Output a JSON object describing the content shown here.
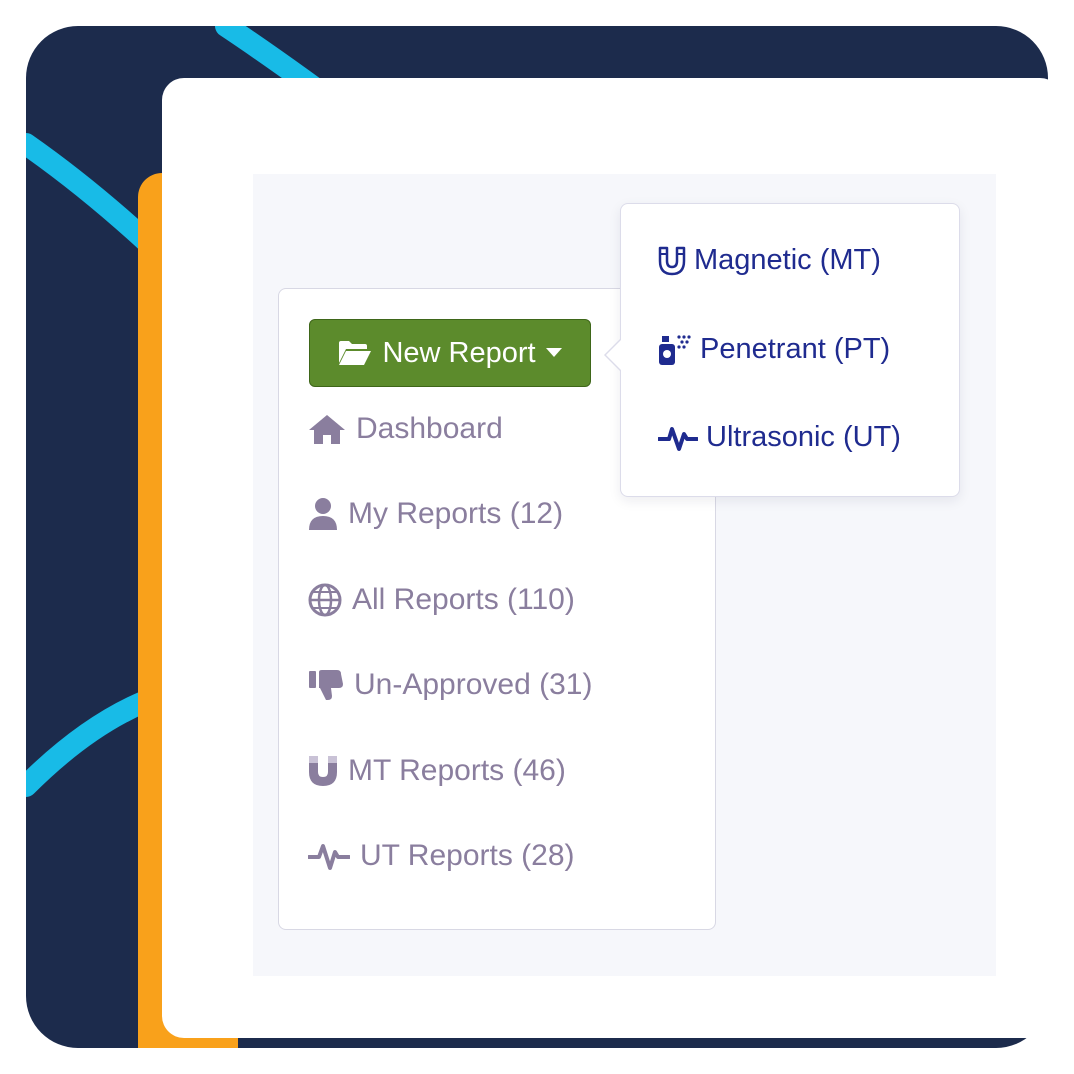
{
  "colors": {
    "navy": "#1c2b4c",
    "cyan_stroke": "#18c3ef",
    "orange": "#f9a11b",
    "button_green": "#5c8b2c",
    "menu_text": "#8a7e9e",
    "dropdown_text": "#1f2b8f"
  },
  "new_report": {
    "label": "New Report",
    "icon": "folder-open-icon",
    "caret_icon": "caret-down-icon"
  },
  "nav": {
    "dashboard": {
      "label": "Dashboard",
      "icon": "home-icon"
    },
    "my_reports": {
      "label": "My Reports (12)",
      "icon": "user-icon"
    },
    "all_reports": {
      "label": "All Reports (110)",
      "icon": "globe-icon"
    },
    "unapproved": {
      "label": "Un-Approved (31)",
      "icon": "thumbs-down-icon"
    },
    "mt_reports": {
      "label": "MT Reports (46)",
      "icon": "magnet-icon"
    },
    "ut_reports": {
      "label": "UT Reports (28)",
      "icon": "pulse-icon"
    }
  },
  "dropdown": {
    "magnetic": {
      "label": "Magnetic (MT)",
      "icon": "magnet-icon"
    },
    "penetrant": {
      "label": "Penetrant (PT)",
      "icon": "spray-can-icon"
    },
    "ultrasonic": {
      "label": "Ultrasonic (UT)",
      "icon": "pulse-icon"
    }
  }
}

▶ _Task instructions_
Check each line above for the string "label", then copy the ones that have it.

▶ _Exercise response_
    "label": "New Report",
      "label": "Dashboard",
      "label": "My Reports (12)",
      "label": "All Reports (110)",
      "label": "Un-Approved (31)",
      "label": "MT Reports (46)",
      "label": "UT Reports (28)",
      "label": "Magnetic (MT)",
      "label": "Penetrant (PT)",
      "label": "Ultrasonic (UT)",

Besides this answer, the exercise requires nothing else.